» **Your task**: Read the entries that follow and give each one again precisely.

» **Exercise materials**:
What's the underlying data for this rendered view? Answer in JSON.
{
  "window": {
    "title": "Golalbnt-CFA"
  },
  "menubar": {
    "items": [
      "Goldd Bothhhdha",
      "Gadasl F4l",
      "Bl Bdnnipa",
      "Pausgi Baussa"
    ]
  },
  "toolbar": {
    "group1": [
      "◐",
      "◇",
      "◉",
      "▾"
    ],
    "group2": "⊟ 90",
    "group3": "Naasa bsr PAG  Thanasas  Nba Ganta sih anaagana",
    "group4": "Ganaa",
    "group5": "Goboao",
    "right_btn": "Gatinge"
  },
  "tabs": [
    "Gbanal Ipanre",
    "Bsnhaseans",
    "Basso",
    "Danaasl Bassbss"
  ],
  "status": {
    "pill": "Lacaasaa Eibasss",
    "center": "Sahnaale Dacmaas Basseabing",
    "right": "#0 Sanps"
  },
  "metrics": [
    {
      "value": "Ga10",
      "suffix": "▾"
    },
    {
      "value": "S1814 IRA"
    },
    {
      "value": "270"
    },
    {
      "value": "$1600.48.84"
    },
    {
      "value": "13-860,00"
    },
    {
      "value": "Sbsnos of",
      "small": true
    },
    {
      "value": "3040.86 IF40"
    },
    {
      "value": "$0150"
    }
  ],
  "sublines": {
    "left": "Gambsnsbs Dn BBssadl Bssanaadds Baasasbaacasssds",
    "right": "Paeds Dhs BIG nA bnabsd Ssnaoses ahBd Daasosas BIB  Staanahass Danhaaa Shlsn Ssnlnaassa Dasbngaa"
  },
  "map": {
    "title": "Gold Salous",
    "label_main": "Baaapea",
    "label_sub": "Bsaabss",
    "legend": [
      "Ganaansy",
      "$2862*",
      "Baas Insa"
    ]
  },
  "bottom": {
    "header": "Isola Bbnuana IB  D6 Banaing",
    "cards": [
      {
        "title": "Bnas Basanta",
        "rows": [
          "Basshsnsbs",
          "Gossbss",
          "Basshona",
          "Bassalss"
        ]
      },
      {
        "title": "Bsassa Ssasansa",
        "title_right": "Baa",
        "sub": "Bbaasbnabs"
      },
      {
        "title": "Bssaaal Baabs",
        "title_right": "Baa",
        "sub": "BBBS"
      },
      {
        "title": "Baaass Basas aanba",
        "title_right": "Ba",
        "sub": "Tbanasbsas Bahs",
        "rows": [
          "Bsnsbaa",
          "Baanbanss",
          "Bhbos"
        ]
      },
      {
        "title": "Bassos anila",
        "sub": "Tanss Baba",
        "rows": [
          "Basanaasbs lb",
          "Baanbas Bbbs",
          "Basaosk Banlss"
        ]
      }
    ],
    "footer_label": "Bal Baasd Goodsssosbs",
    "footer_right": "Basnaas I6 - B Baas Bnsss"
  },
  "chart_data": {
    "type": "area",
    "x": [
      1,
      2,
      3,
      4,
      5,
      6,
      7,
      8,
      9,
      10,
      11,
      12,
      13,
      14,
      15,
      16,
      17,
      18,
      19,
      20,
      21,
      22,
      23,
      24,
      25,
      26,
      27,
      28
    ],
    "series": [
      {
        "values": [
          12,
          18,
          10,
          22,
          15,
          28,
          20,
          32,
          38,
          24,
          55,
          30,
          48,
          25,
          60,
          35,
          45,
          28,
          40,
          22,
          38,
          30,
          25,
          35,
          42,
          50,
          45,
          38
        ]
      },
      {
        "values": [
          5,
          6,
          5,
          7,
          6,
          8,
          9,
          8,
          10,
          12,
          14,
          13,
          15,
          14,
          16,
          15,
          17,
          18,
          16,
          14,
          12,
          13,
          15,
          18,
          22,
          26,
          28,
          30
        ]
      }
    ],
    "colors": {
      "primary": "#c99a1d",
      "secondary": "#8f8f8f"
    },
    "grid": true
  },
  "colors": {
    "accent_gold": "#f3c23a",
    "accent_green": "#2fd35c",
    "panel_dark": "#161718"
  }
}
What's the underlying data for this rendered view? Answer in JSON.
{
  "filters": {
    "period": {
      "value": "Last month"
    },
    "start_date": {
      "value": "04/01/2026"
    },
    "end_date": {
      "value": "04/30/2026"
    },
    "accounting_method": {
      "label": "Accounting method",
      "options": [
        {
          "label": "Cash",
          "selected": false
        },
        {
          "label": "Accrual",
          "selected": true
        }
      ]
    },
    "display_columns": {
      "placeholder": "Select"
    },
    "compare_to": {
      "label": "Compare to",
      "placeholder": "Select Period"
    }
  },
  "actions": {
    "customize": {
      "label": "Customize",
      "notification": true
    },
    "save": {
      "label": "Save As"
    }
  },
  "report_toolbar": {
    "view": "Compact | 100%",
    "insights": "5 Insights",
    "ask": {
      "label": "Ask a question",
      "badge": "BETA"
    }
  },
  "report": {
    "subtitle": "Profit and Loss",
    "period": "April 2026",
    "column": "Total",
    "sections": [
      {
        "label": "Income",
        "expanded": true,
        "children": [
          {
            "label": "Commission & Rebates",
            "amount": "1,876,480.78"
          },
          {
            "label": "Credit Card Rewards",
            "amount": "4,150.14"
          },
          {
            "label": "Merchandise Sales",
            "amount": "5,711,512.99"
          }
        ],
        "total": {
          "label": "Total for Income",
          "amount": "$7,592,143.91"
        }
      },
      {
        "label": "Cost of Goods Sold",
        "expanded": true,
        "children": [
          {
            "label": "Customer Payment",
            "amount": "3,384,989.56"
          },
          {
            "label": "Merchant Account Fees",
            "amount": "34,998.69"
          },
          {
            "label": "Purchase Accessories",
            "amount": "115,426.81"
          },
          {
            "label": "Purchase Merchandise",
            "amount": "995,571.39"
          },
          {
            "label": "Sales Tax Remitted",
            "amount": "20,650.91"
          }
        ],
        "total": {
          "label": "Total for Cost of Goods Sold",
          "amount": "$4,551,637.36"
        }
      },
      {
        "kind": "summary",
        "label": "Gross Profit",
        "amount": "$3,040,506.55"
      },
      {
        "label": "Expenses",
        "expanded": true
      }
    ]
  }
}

» **Task answer**:
What's the underlying data for this rendered view? Answer in JSON.
{
  "window": {
    "title": "Golalbnt-CFA"
  },
  "menubar": {
    "items": [
      "Goldd Bothhhdha",
      "Gadasl F4l",
      "Bl Bdnnipa",
      "Pausgi Baussa"
    ]
  },
  "toolbar": {
    "group1": [
      "◐",
      "◇",
      "◉",
      "▾"
    ],
    "group2": "⊟ 90",
    "group3": "Naasa bsr PAG  Thanasas  Nba Ganta sih anaagana",
    "group4": "Ganaa",
    "group5": "Goboao",
    "right_btn": "Gatinge"
  },
  "tabs": [
    "Gbanal Ipanre",
    "Bsnhaseans",
    "Basso",
    "Danaasl Bassbss"
  ],
  "status": {
    "pill": "Lacaasaa Eibasss",
    "center": "Sahnaale Dacmaas Basseabing",
    "right": "#0 Sanps"
  },
  "metrics": [
    {
      "value": "Ga10",
      "suffix": "▾"
    },
    {
      "value": "S1814 IRA"
    },
    {
      "value": "270"
    },
    {
      "value": "$1600.48.84"
    },
    {
      "value": "13-860,00"
    },
    {
      "value": "Sbsnos of",
      "small": true
    },
    {
      "value": "3040.86 IF40"
    },
    {
      "value": "$0150"
    }
  ],
  "sublines": {
    "left": "Gambsnsbs Dn BBssadl Bssanaadds Baasasbaacasssds",
    "right": "Paeds Dhs BIG nA bnabsd Ssnaoses ahBd Daasosas BIB  Staanahass Danhaaa Shlsn Ssnlnaassa Dasbngaa"
  },
  "map": {
    "title": "Gold Salous",
    "label_main": "Baaapea",
    "label_sub": "Bsaabss",
    "legend": [
      "Ganaansy",
      "$2862*",
      "Baas Insa"
    ]
  },
  "bottom": {
    "header": "Isola Bbnuana IB  D6 Banaing",
    "cards": [
      {
        "title": "Bnas Basanta",
        "rows": [
          "Basshsnsbs",
          "Gossbss",
          "Basshona",
          "Bassalss"
        ]
      },
      {
        "title": "Bsassa Ssasansa",
        "title_right": "Baa",
        "sub": "Bbaasbnabs"
      },
      {
        "title": "Bssaaal Baabs",
        "title_right": "Baa",
        "sub": "BBBS"
      },
      {
        "title": "Baaass Basas aanba",
        "title_right": "Ba",
        "sub": "Tbanasbsas Bahs",
        "rows": [
          "Bsnsbaa",
          "Baanbanss",
          "Bhbos"
        ]
      },
      {
        "title": "Bassos anila",
        "sub": "Tanss Baba",
        "rows": [
          "Basanaasbs lb",
          "Baanbas Bbbs",
          "Basaosk Banlss"
        ]
      }
    ],
    "footer_label": "Bal Baasd Goodsssosbs",
    "footer_right": "Basnaas I6 - B Baas Bnsss"
  },
  "chart_data": {
    "type": "area",
    "x": [
      1,
      2,
      3,
      4,
      5,
      6,
      7,
      8,
      9,
      10,
      11,
      12,
      13,
      14,
      15,
      16,
      17,
      18,
      19,
      20,
      21,
      22,
      23,
      24,
      25,
      26,
      27,
      28
    ],
    "series": [
      {
        "values": [
          12,
          18,
          10,
          22,
          15,
          28,
          20,
          32,
          38,
          24,
          55,
          30,
          48,
          25,
          60,
          35,
          45,
          28,
          40,
          22,
          38,
          30,
          25,
          35,
          42,
          50,
          45,
          38
        ]
      },
      {
        "values": [
          5,
          6,
          5,
          7,
          6,
          8,
          9,
          8,
          10,
          12,
          14,
          13,
          15,
          14,
          16,
          15,
          17,
          18,
          16,
          14,
          12,
          13,
          15,
          18,
          22,
          26,
          28,
          30
        ]
      }
    ],
    "colors": {
      "primary": "#c99a1d",
      "secondary": "#8f8f8f"
    },
    "grid": true
  },
  "colors": {
    "accent_gold": "#f3c23a",
    "accent_green": "#2fd35c",
    "panel_dark": "#161718"
  }
}
What's the underlying data for this rendered view? Answer in JSON.
{
  "filters": {
    "period": {
      "value": "Last month"
    },
    "start_date": {
      "value": "04/01/2026"
    },
    "end_date": {
      "value": "04/30/2026"
    },
    "accounting_method": {
      "label": "Accounting method",
      "options": [
        {
          "label": "Cash",
          "selected": false
        },
        {
          "label": "Accrual",
          "selected": true
        }
      ]
    },
    "display_columns": {
      "placeholder": "Select"
    },
    "compare_to": {
      "label": "Compare to",
      "placeholder": "Select Period"
    }
  },
  "actions": {
    "customize": {
      "label": "Customize",
      "notification": true
    },
    "save": {
      "label": "Save As"
    }
  },
  "report_toolbar": {
    "view": "Compact | 100%",
    "insights": "5 Insights",
    "ask": {
      "label": "Ask a question",
      "badge": "BETA"
    }
  },
  "report": {
    "subtitle": "Profit and Loss",
    "period": "April 2026",
    "column": "Total",
    "sections": [
      {
        "label": "Income",
        "expanded": true,
        "children": [
          {
            "label": "Commission & Rebates",
            "amount": "1,876,480.78"
          },
          {
            "label": "Credit Card Rewards",
            "amount": "4,150.14"
          },
          {
            "label": "Merchandise Sales",
            "amount": "5,711,512.99"
          }
        ],
        "total": {
          "label": "Total for Income",
          "amount": "$7,592,143.91"
        }
      },
      {
        "label": "Cost of Goods Sold",
        "expanded": true,
        "children": [
          {
            "label": "Customer Payment",
            "amount": "3,384,989.56"
          },
          {
            "label": "Merchant Account Fees",
            "amount": "34,998.69"
          },
          {
            "label": "Purchase Accessories",
            "amount": "115,426.81"
          },
          {
            "label": "Purchase Merchandise",
            "amount": "995,571.39"
          },
          {
            "label": "Sales Tax Remitted",
            "amount": "20,650.91"
          }
        ],
        "total": {
          "label": "Total for Cost of Goods Sold",
          "amount": "$4,551,637.36"
        }
      },
      {
        "kind": "summary",
        "label": "Gross Profit",
        "amount": "$3,040,506.55"
      },
      {
        "label": "Expenses",
        "expanded": true
      }
    ]
  }
}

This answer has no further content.